SUPPLIED INFORMATION>
⟨
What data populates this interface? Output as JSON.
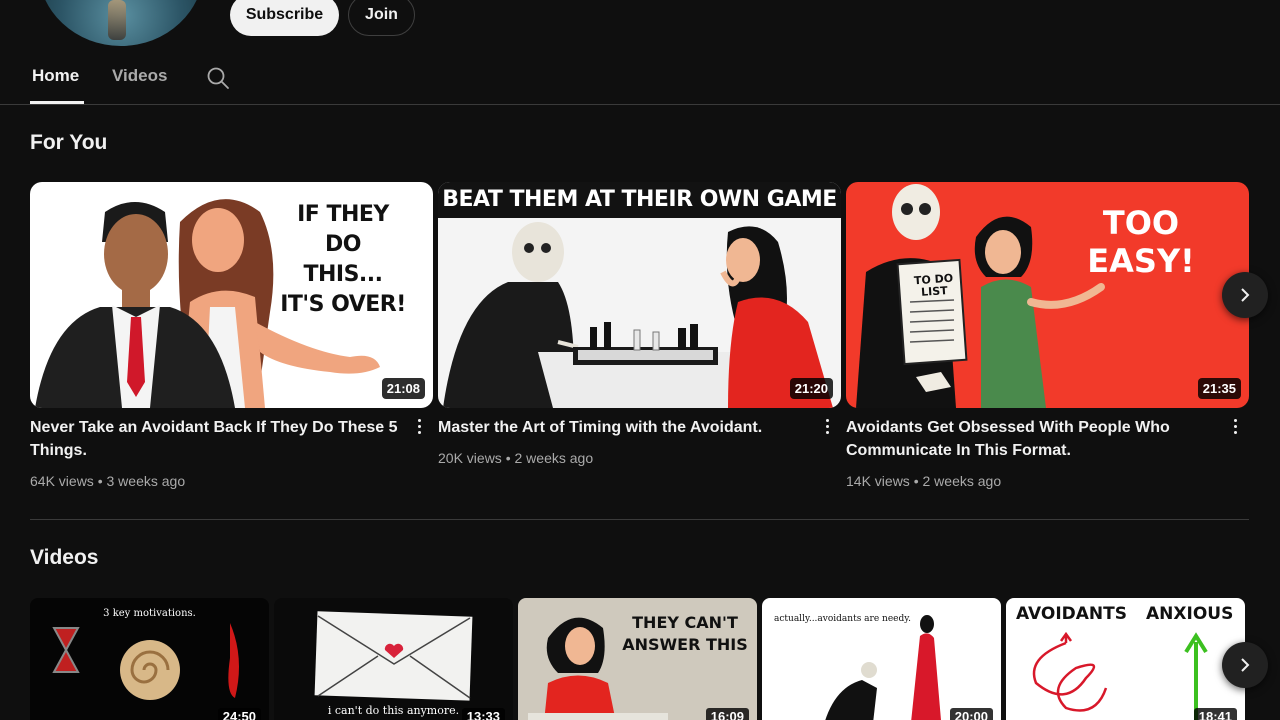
{
  "header": {
    "subscribe_label": "Subscribe",
    "join_label": "Join"
  },
  "tabs": [
    {
      "label": "Home",
      "active": true
    },
    {
      "label": "Videos",
      "active": false
    }
  ],
  "for_you": {
    "title": "For You",
    "videos": [
      {
        "title": "Never Take an Avoidant Back If They Do These 5 Things.",
        "views": "64K views",
        "age": "3 weeks ago",
        "duration": "21:08",
        "thumb_text": [
          "IF THEY DO",
          "THIS...",
          "IT'S OVER!"
        ]
      },
      {
        "title": "Master the Art of Timing with the Avoidant.",
        "views": "20K views",
        "age": "2 weeks ago",
        "duration": "21:20",
        "thumb_text": [
          "BEAT THEM AT THEIR OWN GAME"
        ]
      },
      {
        "title": "Avoidants Get Obsessed With People Who Communicate In This Format.",
        "views": "14K views",
        "age": "2 weeks ago",
        "duration": "21:35",
        "thumb_text": [
          "TOO EASY!",
          "TO DO",
          "LIST"
        ]
      }
    ],
    "meta_separator": "•"
  },
  "videos_section": {
    "title": "Videos",
    "items": [
      {
        "duration": "24:50",
        "thumb_text": [
          "3 key motivations."
        ]
      },
      {
        "duration": "13:33",
        "thumb_text": [
          "i can't do this anymore."
        ]
      },
      {
        "duration": "16:09",
        "thumb_text": [
          "THEY CAN'T",
          "ANSWER THIS"
        ]
      },
      {
        "duration": "20:00",
        "thumb_text": [
          "actually...avoidants are needy."
        ]
      },
      {
        "duration": "18:41",
        "thumb_text": [
          "AVOIDANTS",
          "ANXIOUS"
        ]
      }
    ]
  },
  "colors": {
    "background": "#0f0f0f",
    "text_primary": "#f1f1f1",
    "text_secondary": "#aaaaaa",
    "thumb_red": "#f23a2a"
  },
  "icons": {
    "search": "search-icon",
    "more": "more-vert-icon",
    "next": "chevron-right-icon"
  }
}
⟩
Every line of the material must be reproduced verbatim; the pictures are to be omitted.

What data populates this interface? Output as JSON.
{
  "header": {
    "subscribe_label": "Subscribe",
    "join_label": "Join"
  },
  "tabs": [
    {
      "label": "Home",
      "active": true
    },
    {
      "label": "Videos",
      "active": false
    }
  ],
  "for_you": {
    "title": "For You",
    "videos": [
      {
        "title": "Never Take an Avoidant Back If They Do These 5 Things.",
        "views": "64K views",
        "age": "3 weeks ago",
        "duration": "21:08",
        "thumb_text": [
          "IF THEY DO",
          "THIS...",
          "IT'S OVER!"
        ]
      },
      {
        "title": "Master the Art of Timing with the Avoidant.",
        "views": "20K views",
        "age": "2 weeks ago",
        "duration": "21:20",
        "thumb_text": [
          "BEAT THEM AT THEIR OWN GAME"
        ]
      },
      {
        "title": "Avoidants Get Obsessed With People Who Communicate In This Format.",
        "views": "14K views",
        "age": "2 weeks ago",
        "duration": "21:35",
        "thumb_text": [
          "TOO EASY!",
          "TO DO",
          "LIST"
        ]
      }
    ],
    "meta_separator": "•"
  },
  "videos_section": {
    "title": "Videos",
    "items": [
      {
        "duration": "24:50",
        "thumb_text": [
          "3 key motivations."
        ]
      },
      {
        "duration": "13:33",
        "thumb_text": [
          "i can't do this anymore."
        ]
      },
      {
        "duration": "16:09",
        "thumb_text": [
          "THEY CAN'T",
          "ANSWER THIS"
        ]
      },
      {
        "duration": "20:00",
        "thumb_text": [
          "actually...avoidants are needy."
        ]
      },
      {
        "duration": "18:41",
        "thumb_text": [
          "AVOIDANTS",
          "ANXIOUS"
        ]
      }
    ]
  },
  "colors": {
    "background": "#0f0f0f",
    "text_primary": "#f1f1f1",
    "text_secondary": "#aaaaaa",
    "thumb_red": "#f23a2a"
  },
  "icons": {
    "search": "search-icon",
    "more": "more-vert-icon",
    "next": "chevron-right-icon"
  }
}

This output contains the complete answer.